Being raised in a rural area of McDowell County named Pleasant Gardens, and surrounded by all the game you could usually expect in our southern foothills, I may have worked harder to bring the game home, but I doubt if I would have had as much fun and adventure in some place where the animals were in an enclosure, no matter how large.
Being a 12-year-old with a .410 gauge, single-barrel shotgun, a box of shells and the permission of my parents to hunt where ever my skinny legs could carry me was heady stuff in those days. I was usually accompanied by an old rhound dog named “Rattler” who often flushed squirrels or rabbits before I was even loaded, and I finally realized that his expertise was mainly in the field of marking his territory, fraternizing with ladies of the species and sleeping in the shade. Nevertheless, he was good company.
On some occasions, I even went into the woods at night, old “Rattler” out front, built a small bonfire, got out my sandwiches and waited for the “possums” to come to me. I don't ever remember seeing one, and I have no idea what I would have done if one came along. “Rattler” sometimes remembered that discretion was the better part of valor, decided that a belligerent “possum” would probably “tear his Sunday clothes," excused himself and headed home without me. I do remember going with the grown-ups and seeing them tree a couple of “possums," but I know I didn't eat “possum” or “coon," bulllfrog or turtle. Years later, as a guest of Eddie Haupt at a hunters club dinner in the old fireman's hut in Newton, N.C., I sampled a little of most everything laid out, including quail, bear, deer and even antelope, my bravado and appetite brought on by staying too long at the cocktail bar. I spent the latter part of the evening out back in the woods, paying for my indiscretion.
I remember one time when I sat in a cornfield with an air rifle and bagged a bunch of what I thought were quail, proudly bringing them home for the table, my mother explaining that field larks were probably not that good for human consumption before turning them over to the cats and dogs. Later, in the same field, as we sat down to rest, a friend's old shotgun fired as he put it on the ground, throwing grass and dirt in my face. I hunted a lot with him later but never when he carried that old misfiring cannon.
In the early '70s, I was invited as a guest of West Virginia Pulp and Paper to hunt at their lodge in Bonneau Ferry, S.C., a few miles north of Charleston. Every morning, you were out of bed by 5 a.m., served coffee and donuts, and taken to the small lakes or rice patties, boated to a blind, given a shotgun and a box of shells, and told to start firing when the horn went off, signaling the “shooting hour." By that time, the ducks were trying to land on your shoulder. After about two hours of shooting and usually out of ammunition, nursing a sore shoulder and freezing to death, you were picked up by the guide, who retrieved your few downed ducks and took you back to the hunting lodge for a big breakfast and a nap before the afternoon quail or deer hunt.
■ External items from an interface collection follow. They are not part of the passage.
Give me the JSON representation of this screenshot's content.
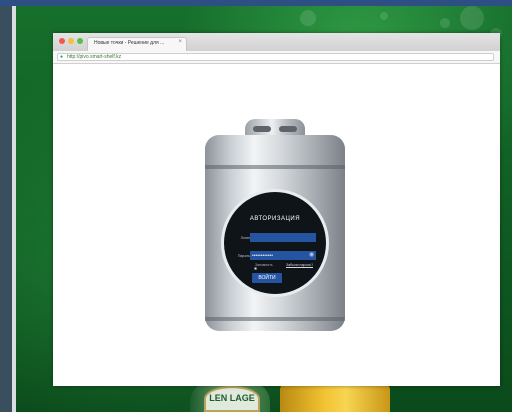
{
  "browser": {
    "tab_title": "Новые точки - Решение для ...",
    "tab_close": "×",
    "url": "http://pivo.smart-shelf.kz"
  },
  "login": {
    "title": "АВТОРИЗАЦИЯ",
    "login_label": "Логин",
    "login_value": "",
    "password_label": "Пароль",
    "password_value": "••••••••••••",
    "remember_label": "Запомнить",
    "forgot_label": "Забыли пароль?",
    "submit_label": "ВОЙТИ"
  },
  "beer": {
    "bottle_label": "LEN LAGE"
  },
  "colors": {
    "background": "#0d5a1f",
    "field": "#2554a3",
    "disc": "#0f1418",
    "top_bar": "#2d4f83"
  },
  "icons": {
    "lock": "lock-icon",
    "eye": "eye-icon",
    "close": "close-icon"
  }
}
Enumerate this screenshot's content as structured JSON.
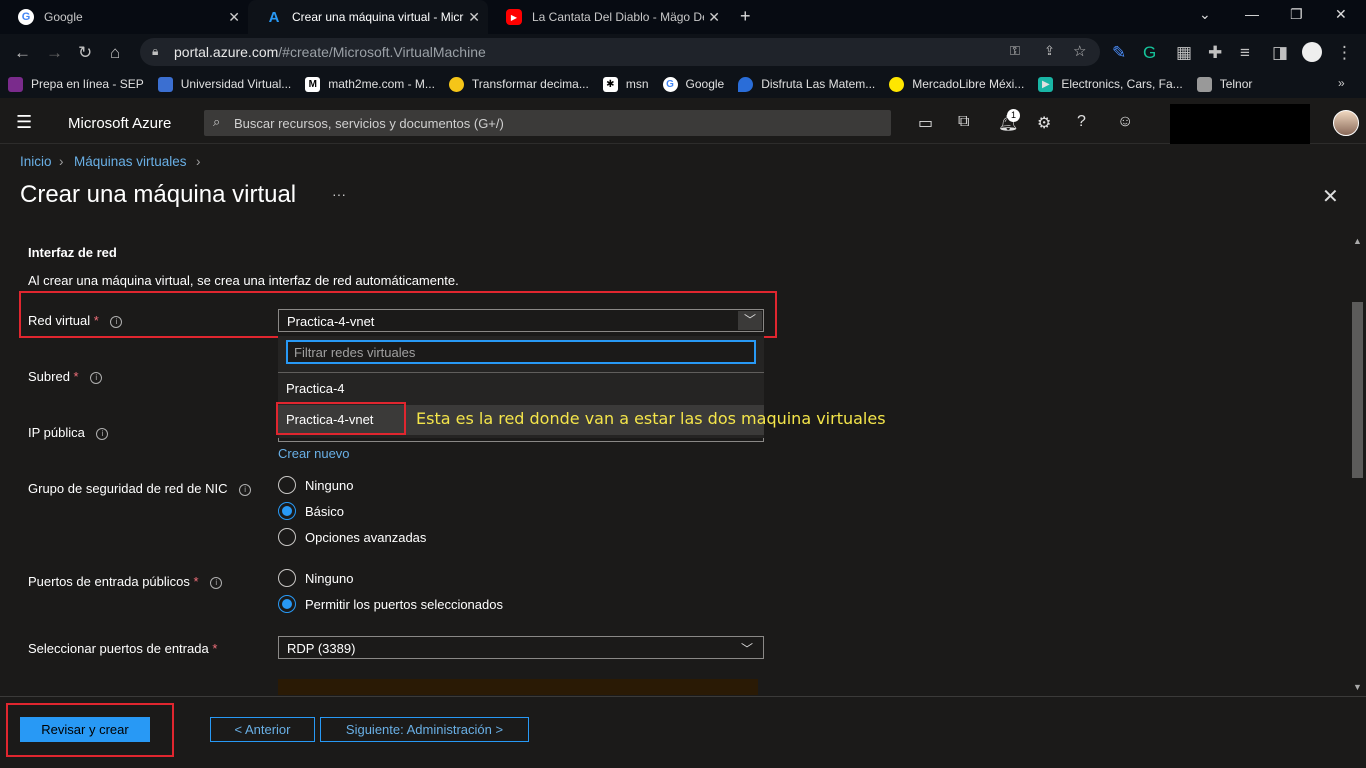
{
  "browser": {
    "tabs": [
      {
        "label": "Google",
        "icon": "google-icon"
      },
      {
        "label": "Crear una máquina virtual - Micr",
        "icon": "azure-icon"
      },
      {
        "label": "La Cantata Del Diablo - Mägo De",
        "icon": "youtube-icon"
      }
    ],
    "url_host": "portal.azure.com",
    "url_path": "/#create/Microsoft.VirtualMachine",
    "bookmarks": [
      "Prepa en línea - SEP",
      "Universidad Virtual...",
      "math2me.com - M...",
      "Transformar decima...",
      "msn",
      "Google",
      "Disfruta Las Matem...",
      "MercadoLibre Méxi...",
      "Electronics, Cars, Fa...",
      "Telnor"
    ]
  },
  "portal": {
    "brand": "Microsoft Azure",
    "search_placeholder": "Buscar recursos, servicios y documentos (G+/)",
    "notification_count": "1"
  },
  "breadcrumb": [
    "Inicio",
    "Máquinas virtuales"
  ],
  "page_title": "Crear una máquina virtual",
  "more_label": "···",
  "section": {
    "heading": "Interfaz de red",
    "description": "Al crear una máquina virtual, se crea una interfaz de red automáticamente."
  },
  "fields": {
    "red_virtual_label": "Red virtual",
    "red_virtual_value": "Practica-4-vnet",
    "subred_label": "Subred",
    "ip_label": "IP pública",
    "crear_nuevo": "Crear nuevo",
    "nsg_label": "Grupo de seguridad de red de NIC",
    "nsg_options": [
      "Ninguno",
      "Básico",
      "Opciones avanzadas"
    ],
    "ports_label": "Puertos de entrada públicos",
    "ports_options": [
      "Ninguno",
      "Permitir los puertos seleccionados"
    ],
    "select_ports_label": "Seleccionar puertos de entrada",
    "select_ports_value": "RDP (3389)",
    "required_mark": "*"
  },
  "dropdown": {
    "filter_placeholder": "Filtrar redes virtuales",
    "options": [
      "Practica-4",
      "Practica-4-vnet"
    ]
  },
  "annotation": "Esta es la red donde van a estar las dos maquina virtuales",
  "footer": {
    "review_button": "Revisar y crear",
    "prev_button": "< Anterior",
    "next_button": "Siguiente: Administración >"
  }
}
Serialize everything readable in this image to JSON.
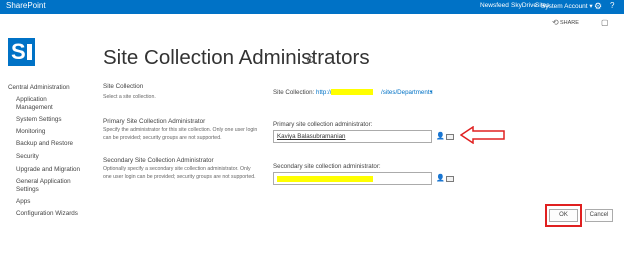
{
  "suite_bar": {
    "brand": "SharePoint",
    "links": [
      "Newsfeed",
      "SkyDrive",
      "Sites"
    ],
    "active_link": "Sites",
    "user": "System Account ▾",
    "gear_icon": "gear-icon",
    "help_icon": "help-icon",
    "color": "#0072c6"
  },
  "ribbon": {
    "share_label": "SHARE",
    "share_icon": "share-icon",
    "focus_icon": "focus-icon"
  },
  "page": {
    "title": "Site Collection Administrators",
    "info_glyph": "i"
  },
  "left_nav": [
    "Central Administration",
    "Application",
    "Management",
    "System Settings",
    "Monitoring",
    "Backup and Restore",
    "Security",
    "Upgrade and Migration",
    "General Application",
    "Settings",
    "Apps",
    "Configuration Wizards"
  ],
  "site_collection": {
    "title": "Site Collection",
    "description": "Select a site collection.",
    "label": "Site Collection:",
    "url_prefix": "http://",
    "url_suffix": "/sites/Departments",
    "dropdown_glyph": "▾"
  },
  "primary_admin": {
    "title": "Primary Site Collection Administrator",
    "description": "Specify the administrator for this site collection. Only one user login can be provided; security groups are not supported.",
    "field_label": "Primary site collection administrator:",
    "value": "Kaviya Balasubramanian"
  },
  "secondary_admin": {
    "title": "Secondary Site Collection Administrator",
    "description": "Optionally specify a secondary site collection administrator. Only one user login can be provided; security groups are not supported.",
    "field_label": "Secondary site collection administrator:"
  },
  "buttons": {
    "ok": "OK",
    "cancel": "Cancel"
  },
  "annotation_color": "#e02020"
}
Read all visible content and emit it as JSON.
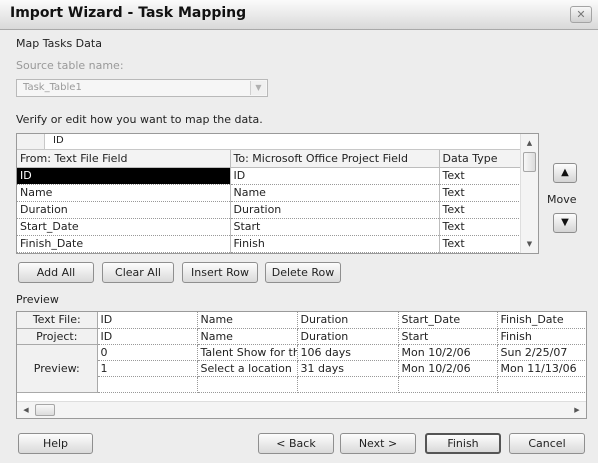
{
  "window": {
    "title": "Import Wizard - Task Mapping"
  },
  "icons": {
    "close": "close-icon",
    "up": "move-up-icon",
    "down": "move-down-icon"
  },
  "section": {
    "map_heading": "Map Tasks Data",
    "source_label": "Source table name:",
    "source_value": "Task_Table1",
    "verify_text": "Verify or edit how you want to map the data."
  },
  "mapping": {
    "edit_value": "ID",
    "headers": [
      "From: Text File Field",
      "To: Microsoft Office Project Field",
      "Data Type"
    ],
    "rows": [
      [
        "ID",
        "ID",
        "Text"
      ],
      [
        "Name",
        "Name",
        "Text"
      ],
      [
        "Duration",
        "Duration",
        "Text"
      ],
      [
        "Start_Date",
        "Start",
        "Text"
      ],
      [
        "Finish_Date",
        "Finish",
        "Text"
      ]
    ],
    "selected_row": 0
  },
  "move": {
    "label": "Move"
  },
  "row_buttons": {
    "add_all": "Add All",
    "clear_all": "Clear All",
    "insert_row": "Insert Row",
    "delete_row": "Delete Row"
  },
  "preview": {
    "label": "Preview",
    "row_labels": [
      "Text File:",
      "Project:",
      "Preview:"
    ],
    "text_file": [
      "ID",
      "Name",
      "Duration",
      "Start_Date",
      "Finish_Date"
    ],
    "project": [
      "ID",
      "Name",
      "Duration",
      "Start",
      "Finish"
    ],
    "data": [
      [
        "0",
        "Talent Show for th",
        "106 days",
        "Mon 10/2/06",
        "Sun 2/25/07"
      ],
      [
        "1",
        "Select a location",
        "31 days",
        "Mon 10/2/06",
        "Mon 11/13/06"
      ]
    ]
  },
  "footer": {
    "help": "Help",
    "back": "< Back",
    "next": "Next >",
    "finish": "Finish",
    "cancel": "Cancel"
  }
}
The deer hunts were exciting, particularly the sound of the dogs and as I stood behind a bush waiting for the approaching hunt to come near, one deer crossed the road within twenty yards of me and I never saw him. I doubt if I would have fired, had I spotted one of those beautiful creatures.
The quail hunt was another matter. A guide with two dogs accompanied us and the dogs very quickly came to point in a ditch beside the road, I spotted a big, fat, quail, not ten yards away, and alerted the guide, who yelled, “keep 'em up!” I then realized that the quail, pen raised and turned loose by the road side earlier that day, was too fat to even fly out of range. I sat in the truck for the rest of the hunt.
When you left after three days, you were given a bag with dry ice and told to help yourself to the meat in the large freezer chest on the back porch. We're not wild game eaters at home, but the quail, deer, duck and turkey were well received by my employees on my return.
I remember looking in the guest register before leaving and recognizing the names of many national political figures, including at least one president and many congressmen. I suppose they were there as the guests of some lobbyists, seeking a favorable vote on something. If those guests had as much fun as I did, I'm betting the lobbyists got the vote.